Sunday, October 4, 2009

Visualizing Inequality

The previous post raises interesting questions about the nature of inequality and the impact of urbanization. Do, for example, the middle class of wealthy countries have a lifestyle equivalent to the rich in the developing world? And how might that be changing? Inequality is at the heart of sociology's understanding of the world. And, with the economic growth in China and India, many have argued that global income inequality is declining. Not so argues Branko Milanovic, one of the most knowledgeable people about such issues and author of Worlds Apart: Measuring International and Global Inequality and Global Income Inequality: What it Is and why it Matters? (World Economics, Vol. 7, No. 1, January-March 2006) from which this graph is taken.

The figure compares the income distribution within France, Brazil, Sri Lanka, and Rural Indonesia.
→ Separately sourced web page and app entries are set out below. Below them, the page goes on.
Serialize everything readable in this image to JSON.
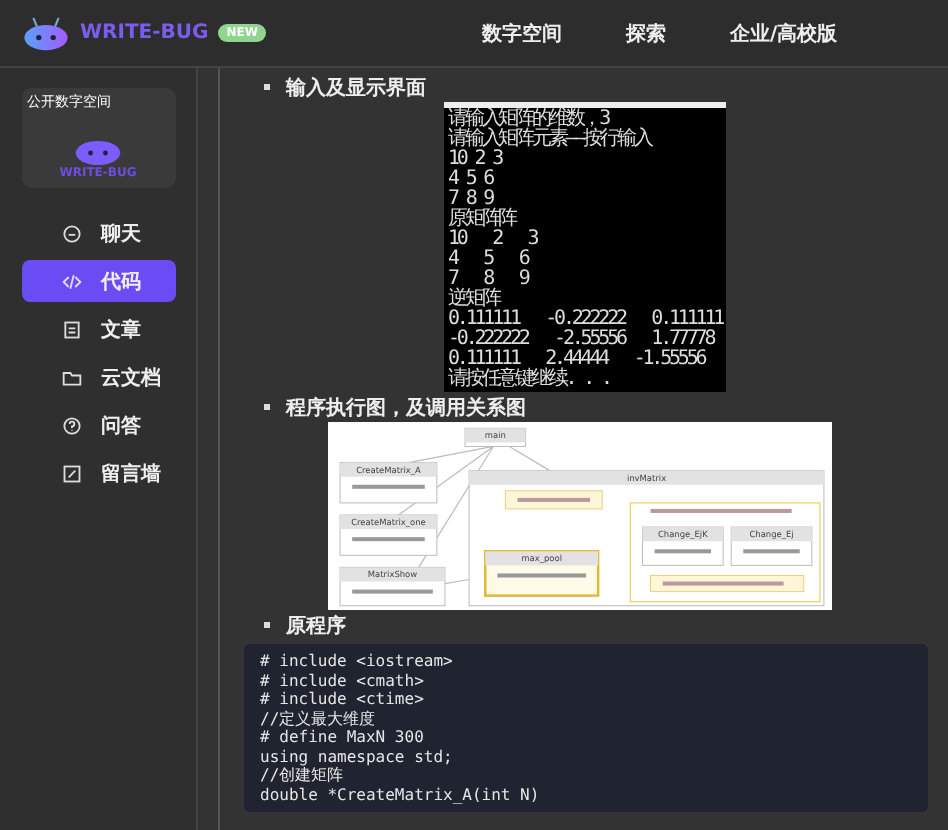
{
  "header": {
    "brand": "WRITE-BUG",
    "badge": "NEW",
    "nav": [
      {
        "label": "数字空间"
      },
      {
        "label": "探索"
      },
      {
        "label": "企业/高校版"
      }
    ]
  },
  "sidebar": {
    "card": {
      "tag": "公开数字空间",
      "brand": "WRITE-BUG"
    },
    "items": [
      {
        "label": "聊天",
        "selected": false
      },
      {
        "label": "代码",
        "selected": true
      },
      {
        "label": "文章",
        "selected": false
      },
      {
        "label": "云文档",
        "selected": false
      },
      {
        "label": "问答",
        "selected": false
      },
      {
        "label": "留言墙",
        "selected": false
      }
    ]
  },
  "sections": [
    {
      "heading": "输入及显示界面",
      "kind": "console",
      "lines": [
        "请输入矩阵的维数，3",
        "请输入矩阵元素——按行输入",
        "10 2 3",
        "4 5 6",
        "7 8 9",
        "原矩阵阵",
        "10   2   3",
        "4   5   6",
        "7   8   9",
        "逆矩阵",
        "0.111111   -0.222222   0.111111",
        "-0.222222   -2.55556   1.77778",
        "0.111111   2.44444   -1.55556",
        "请按任意键继续. . ."
      ]
    },
    {
      "heading": "程序执行图，及调用关系图",
      "kind": "diagram",
      "nodes": [
        {
          "label": "main"
        },
        {
          "label": "CreateMatrix_A"
        },
        {
          "label": "CreateMatrix_one"
        },
        {
          "label": "MatrixShow"
        },
        {
          "label": "invMatrix"
        },
        {
          "label": "max_pool"
        },
        {
          "label": "Change_EjK"
        },
        {
          "label": "Change_Ej"
        }
      ]
    },
    {
      "heading": "原程序",
      "kind": "code",
      "lines": [
        "# include <iostream>",
        "# include <cmath>",
        "# include <ctime>",
        "//定义最大维度",
        "# define MaxN 300",
        "using namespace std;",
        "//创建矩阵",
        "double *CreateMatrix_A(int N)"
      ]
    }
  ]
}
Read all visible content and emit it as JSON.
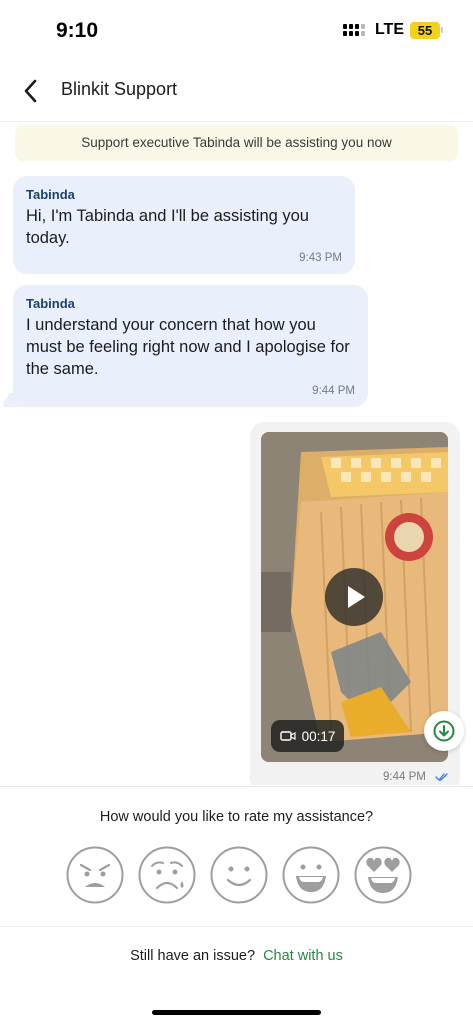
{
  "status_bar": {
    "time": "9:10",
    "network": "LTE",
    "battery": "55"
  },
  "header": {
    "title": "Blinkit Support"
  },
  "notice": "Support executive Tabinda will be assisting you now",
  "messages": [
    {
      "sender": "Tabinda",
      "text": "Hi, I'm Tabinda and I'll be assisting you today.",
      "time": "9:43 PM"
    },
    {
      "sender": "Tabinda",
      "text": "I understand your concern that how you must be feeling right now and I apologise for the same.",
      "time": "9:44 PM"
    }
  ],
  "media_message": {
    "duration": "00:17",
    "time": "9:44 PM",
    "status": "read"
  },
  "rating": {
    "question": "How would you like to rate my assistance?",
    "options": [
      "angry-face-icon",
      "crying-face-icon",
      "smiling-face-icon",
      "grinning-face-icon",
      "heart-eyes-face-icon"
    ]
  },
  "footer": {
    "text": "Still have an issue?",
    "link": "Chat with us"
  },
  "colors": {
    "bubble": "#e9f0fb",
    "notice_bg": "#fbf7e6",
    "link": "#25883f",
    "sender": "#1d3f6c",
    "battery": "#f4d21c"
  }
}
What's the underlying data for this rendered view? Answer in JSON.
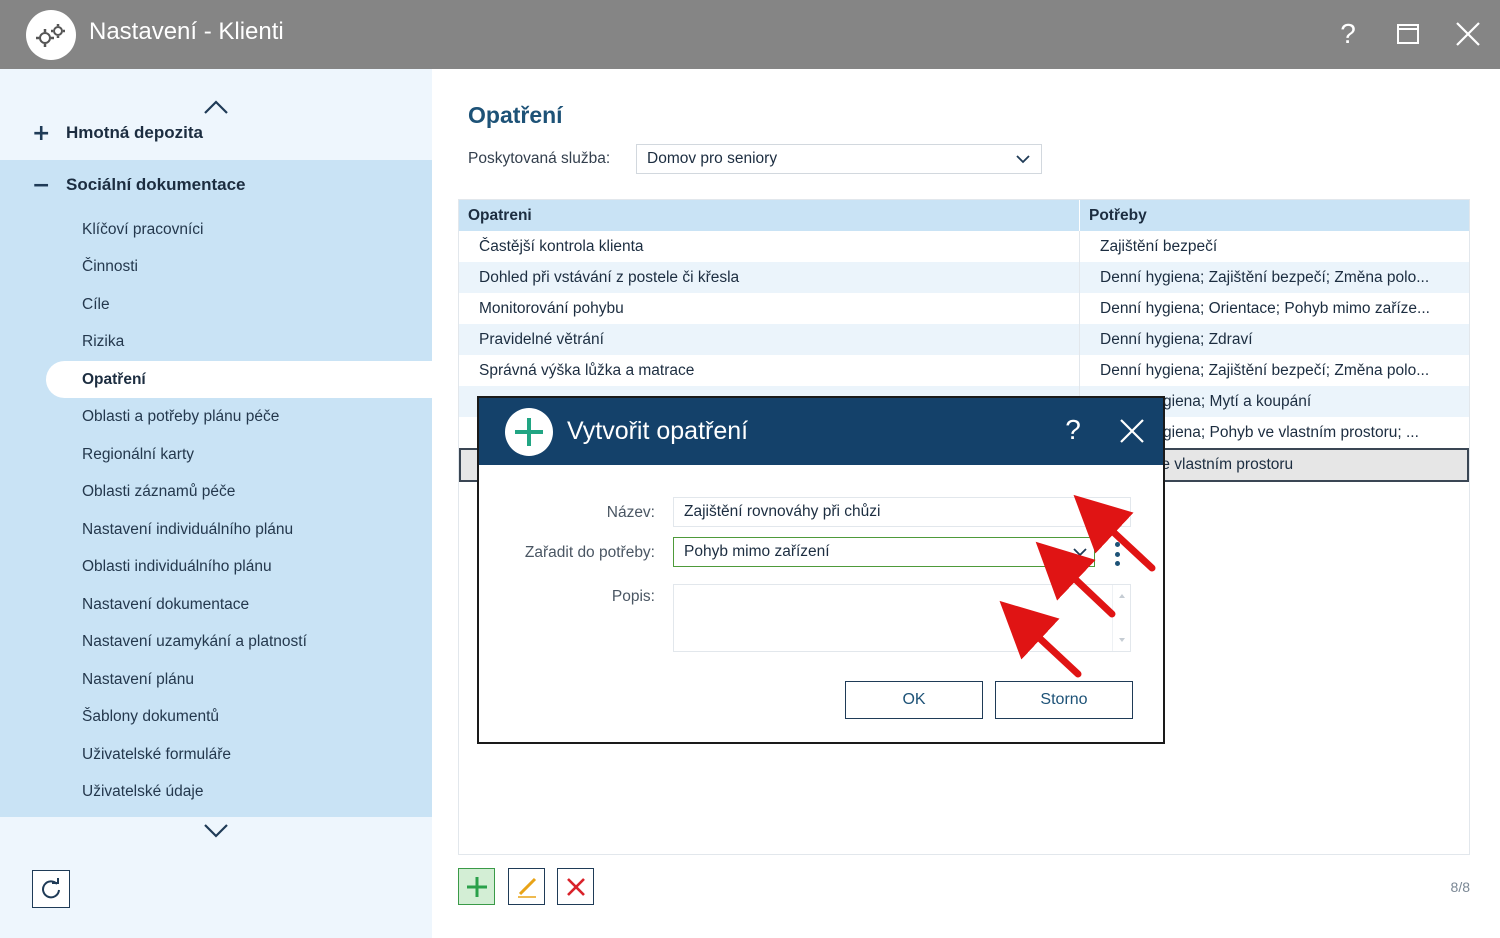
{
  "window": {
    "title": "Nastavení - Klienti",
    "help_label": "?"
  },
  "sidebar": {
    "groups": [
      {
        "sign": "+",
        "label": "Hmotná depozita"
      },
      {
        "sign": "−",
        "label": "Sociální dokumentace"
      }
    ],
    "items": [
      {
        "label": "Klíčoví pracovníci"
      },
      {
        "label": "Činnosti"
      },
      {
        "label": "Cíle"
      },
      {
        "label": "Rizika"
      },
      {
        "label": "Opatření"
      },
      {
        "label": "Oblasti a potřeby plánu péče"
      },
      {
        "label": "Regionální karty"
      },
      {
        "label": "Oblasti záznamů péče"
      },
      {
        "label": "Nastavení individuálního plánu"
      },
      {
        "label": "Oblasti individuálního plánu"
      },
      {
        "label": "Nastavení dokumentace"
      },
      {
        "label": "Nastavení uzamykání a platností"
      },
      {
        "label": "Nastavení plánu"
      },
      {
        "label": "Šablony dokumentů"
      },
      {
        "label": "Uživatelské formuláře"
      },
      {
        "label": "Uživatelské údaje"
      }
    ],
    "active_item": "Opatření"
  },
  "main": {
    "title": "Opatření",
    "service_label": "Poskytovaná služba:",
    "service_value": "Domov pro seniory",
    "columns": [
      "Opatreni",
      "Potřeby"
    ],
    "rows": [
      {
        "c1": "Častější kontrola klienta",
        "c2": "Zajištění bezpečí"
      },
      {
        "c1": "Dohled při vstávání z postele či křesla",
        "c2": "Denní hygiena; Zajištění bezpečí; Změna polo..."
      },
      {
        "c1": "Monitorování pohybu",
        "c2": "Denní hygiena; Orientace; Pohyb mimo zaříze..."
      },
      {
        "c1": "Pravidelné větrání",
        "c2": "Denní hygiena; Zdraví"
      },
      {
        "c1": "Správná výška lůžka a matrace",
        "c2": "Denní hygiena; Zajištění bezpečí; Změna polo..."
      },
      {
        "c1": "",
        "c2": "giena; Mytí a koupání"
      },
      {
        "c1": "",
        "c2": "giena; Pohyb ve vlastním prostoru; ..."
      },
      {
        "c1": "",
        "c2": "e vlastním prostoru"
      }
    ],
    "counter": "8/8"
  },
  "dialog": {
    "title": "Vytvořit opatření",
    "help_label": "?",
    "name_label": "Název:",
    "name_value": "Zajištění rovnováhy při chůzi",
    "category_label": "Zařadit do potřeby:",
    "category_value": "Pohyb mimo zařízení",
    "description_label": "Popis:",
    "description_value": "",
    "ok_label": "OK",
    "cancel_label": "Storno"
  },
  "colors": {
    "titlebar": "#858585",
    "sidebar_bg": "#eef6fd",
    "sidebar_list": "#c9e3f5",
    "dialog_header": "#14416a",
    "accent": "#1d5277",
    "add_green": "#2aa04a",
    "delete_red": "#d9222a",
    "annotation_arrow": "#e01414"
  }
}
The graph shows that the poorest 5% of France (the left hand end of the France line) are richer than the top 5% of rural Indonesians (the right hand end of the Indonesia line). Focusing on the left hand side of the figure, we see the poorest 5% of rural Indonesian are richer than the poorest 5% of Brazil. But, focusing on the right hand side, we see that the richest 5% of Brazil are as rich as the top 5% of France. While people frequently note that income inequality has increased within rich countries over the past 30 years, the same trend has occurred to an even greater extent in the BRIC countries.

Turning to urbanization, David Owen's new book Green Metropolis: Why Living Smaller, Living Closer, and Driving Less Are the Keys to Sustainability argues that Manhattan, Hong Kong and large, old European cities are inherently greener than less densely populated places because a higher percentage of their inhabitants walk, bike and use mass transit than drive; they share infrastructure and civic services more efficiently; they live in smaller spaces and use less energy to heat their homes (because those homes tend to share walls); and they’re less likely to accumulate a lot of large, energy-sucking appliances. People in cities use about half as much electricity as people who don’t, Owen reports, and the average New Yorker generates fewer greenhouse gases annually than “residents of any other American city, and less than 30 percent of the national average.”

A complete review of the book is available here.


  1. Thanks for responding to my post, Gary. Satterthwaite's article says the same thing about urban vs. ex-urban living, probably based on the same data. Compact cities that support non-car transport, where people live in shared dwellings, have half the emissions of ex-urban dwellers. Satterthwaite argues that it's not urbanization that causes an increase in emissions, but an increase in consumption. The posted graph shows that: some highly urbanized nations also have fairly low emissions. Likewise, he argues that we have to count in emissions data are not "people", but "consumers."

    However, Satterthwaite also notes that emissions data counts don't include the "stored emissions" in the products we buy. Thus the true emissions rates of the wealthy, as a function of their rate of consumptions, is still hidden data. He says that new models of "stored emissions" in consumer products are now being developed.

  2. Great post Gary, when one looks at the older parts of many cities, houses and buildings are more compact; whereas in suburbs and ex-urbs, there's sprawl with box stores and spread-out cookie-cutter subdivisions.

    Many suburbs too are entirely oriented towards driving -- where busy roads don't even have sidewalks (Kanata, outside Ottawa, comes to mind for me).